Remains the question of the financing of this public-private partnership, valued at 1 billion dollars, of which 400 million public funds. Some 120 million donations have already been pledged, notably by the United States and Japan. AFD has set up a European group of donors (France, Italy, Spain, the European Union and the European Investment Bank) willing to lend $ 140 million at advantageous rates to Jordan. " We have never been so close to the goal, it misses the last impulse of the Jordanian and Israeli authorities ", stresses Mr. Maurel.

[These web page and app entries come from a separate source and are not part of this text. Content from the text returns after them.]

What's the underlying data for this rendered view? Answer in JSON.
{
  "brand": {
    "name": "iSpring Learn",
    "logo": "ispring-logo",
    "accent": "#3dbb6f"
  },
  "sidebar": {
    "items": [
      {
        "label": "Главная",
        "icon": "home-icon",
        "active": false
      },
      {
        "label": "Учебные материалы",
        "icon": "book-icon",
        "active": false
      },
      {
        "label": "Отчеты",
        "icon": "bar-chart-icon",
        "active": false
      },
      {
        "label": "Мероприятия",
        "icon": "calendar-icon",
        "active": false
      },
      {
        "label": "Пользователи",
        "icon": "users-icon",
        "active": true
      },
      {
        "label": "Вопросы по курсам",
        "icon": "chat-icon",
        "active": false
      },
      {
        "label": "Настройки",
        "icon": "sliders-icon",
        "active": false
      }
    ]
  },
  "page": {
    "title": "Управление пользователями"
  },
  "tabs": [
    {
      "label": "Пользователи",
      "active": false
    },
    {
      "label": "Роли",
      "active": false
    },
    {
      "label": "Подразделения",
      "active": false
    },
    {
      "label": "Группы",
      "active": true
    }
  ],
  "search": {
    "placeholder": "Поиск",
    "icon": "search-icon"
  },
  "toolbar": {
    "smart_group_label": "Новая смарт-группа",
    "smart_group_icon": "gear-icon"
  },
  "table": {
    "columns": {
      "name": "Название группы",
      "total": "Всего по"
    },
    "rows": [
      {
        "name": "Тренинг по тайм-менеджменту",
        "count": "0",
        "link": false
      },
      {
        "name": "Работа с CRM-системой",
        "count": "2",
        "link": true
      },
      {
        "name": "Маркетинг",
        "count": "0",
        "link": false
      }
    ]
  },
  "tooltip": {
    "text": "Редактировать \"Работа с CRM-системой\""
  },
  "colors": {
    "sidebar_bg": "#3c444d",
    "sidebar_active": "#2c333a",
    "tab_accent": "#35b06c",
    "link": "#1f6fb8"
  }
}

For a diplomatic source in Amman, " project remains essential for the countries of the region Difficult to bring tourists around a salt pool ". But " it remains subjected to the diplomatic vagaries ". The talks were totally frozen after the death in July of two Jordanians killed by an Israeli security officer at the Israeli embassy in Amman. They would be restarting after Israel apologized in mid-January. " In my opinion, the main obstacle could be financial ," judge Avner Adin. Israel, which is also expected to contribute $ 140 million to the project, has not yet confirmed this commitment. In Amman, we are determined to move forward, with or without Israel. " It's a question of national security ," said the secretary general of the Jordan Water Authority, Iyad Dahiyat. " Our groundwater is overexploited, water desalination is Jordan's future, and for us, the Red Sea-Dead Sea project is essential ".